Sinking Lines and Streamer Tips
If you’ve ever been curious about sink-tip or sinking fly lines but didn’t really know when a good time to use them was, well, now’s the time. The big browns that everyone wants a photo of have started migrating up the river systems, pairing up and preparing to spawn. It’s a great time to throw your big streamers. Not only do big fish eat big flies, but when fish begin to spawn their behavior also becomes more aggressive and territorial. The fish will chase streamers not only out of basic hunger but also out of aggression. A great way to deliver those big streamers down quickly to those bigger fish is by using a sink-tip or sinking line.
There are a few different kinds of sinking lines. For river and stream fishing, density compensated lines work well. The density compensated lines will sink tip-first and will get deeper than the streamer tips. These lines are often the choice when swinging big articulated flies or trying to cover ground. These lines vary in their sink rates depending on tip length and line size.
Streamer tips are another great choice for fishing streamers, but perhaps have slightly different applications. Streamer tip lines are floating lines with a short sinking tip, usually 3-15 feet depending on the line size and manufacturer. The floating line makes it easier to pick the line up off the water when beginning your backcast. Thus, the streamer tip lines are great for pounding the banks with a streamer from a boat, when often times the fly is delivered on the bank and then only a few strips are made before another cast is made. Streamer tips are also handy when searching water that may not be that fast or deep.
If you’d like to fish streamers with a sink-tip, but don’t feel you would use it enough to get your money’s worth out of a more specific line, there are also sink tip extensions available. This is a great way to temporarily turn your floating line into a sink-tip. These extensions are usually 5-15 feet, depending on the manufacturer and line size, and also come in variety of sinking rates for whatever depth you’re trying to target. They have welded loops so it’s very easy to take them on and off, and they’re only about $5-$10 apiece.
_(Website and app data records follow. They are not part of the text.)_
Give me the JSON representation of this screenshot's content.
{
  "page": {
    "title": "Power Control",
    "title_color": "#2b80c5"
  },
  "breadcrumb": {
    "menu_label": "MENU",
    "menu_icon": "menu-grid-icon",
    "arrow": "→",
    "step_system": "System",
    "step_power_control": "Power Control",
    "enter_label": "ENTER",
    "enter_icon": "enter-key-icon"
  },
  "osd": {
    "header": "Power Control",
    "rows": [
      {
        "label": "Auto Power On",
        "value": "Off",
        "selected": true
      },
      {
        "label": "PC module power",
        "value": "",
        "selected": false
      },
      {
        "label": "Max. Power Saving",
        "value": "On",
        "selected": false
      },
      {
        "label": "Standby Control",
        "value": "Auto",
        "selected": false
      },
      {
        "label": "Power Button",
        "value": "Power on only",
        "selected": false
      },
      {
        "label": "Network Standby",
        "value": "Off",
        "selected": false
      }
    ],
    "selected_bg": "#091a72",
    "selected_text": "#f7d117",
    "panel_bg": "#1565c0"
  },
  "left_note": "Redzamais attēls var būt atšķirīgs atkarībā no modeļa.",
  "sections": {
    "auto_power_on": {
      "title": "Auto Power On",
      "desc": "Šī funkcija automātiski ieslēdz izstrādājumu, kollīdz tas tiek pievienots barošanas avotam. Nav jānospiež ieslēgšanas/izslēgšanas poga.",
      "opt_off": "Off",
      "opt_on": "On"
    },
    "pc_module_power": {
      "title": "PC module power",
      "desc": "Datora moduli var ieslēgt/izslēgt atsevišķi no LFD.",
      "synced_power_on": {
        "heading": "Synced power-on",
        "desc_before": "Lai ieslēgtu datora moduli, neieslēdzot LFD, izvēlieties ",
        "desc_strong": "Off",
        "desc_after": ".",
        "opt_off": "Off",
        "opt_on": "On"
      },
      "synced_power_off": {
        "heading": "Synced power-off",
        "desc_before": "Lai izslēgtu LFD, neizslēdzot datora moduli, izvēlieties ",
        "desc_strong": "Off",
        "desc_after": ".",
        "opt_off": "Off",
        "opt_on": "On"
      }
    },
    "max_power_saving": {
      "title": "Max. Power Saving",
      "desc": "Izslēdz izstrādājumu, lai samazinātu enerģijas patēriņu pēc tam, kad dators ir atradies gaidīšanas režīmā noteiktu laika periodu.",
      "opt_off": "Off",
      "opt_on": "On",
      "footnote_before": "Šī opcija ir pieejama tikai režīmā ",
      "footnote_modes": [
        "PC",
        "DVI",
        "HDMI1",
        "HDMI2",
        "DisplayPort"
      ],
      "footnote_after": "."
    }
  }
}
There really is nothing like stripping a streamer this time of year, seeing a flash and then feeling a tight-line strike, and then working a big brown up to the surface to expose its brilliant fall colors. If you’re looking for that fish-of-the-year, this is the time to do it, and fishing streamers on sinking lines is a great strategy for it.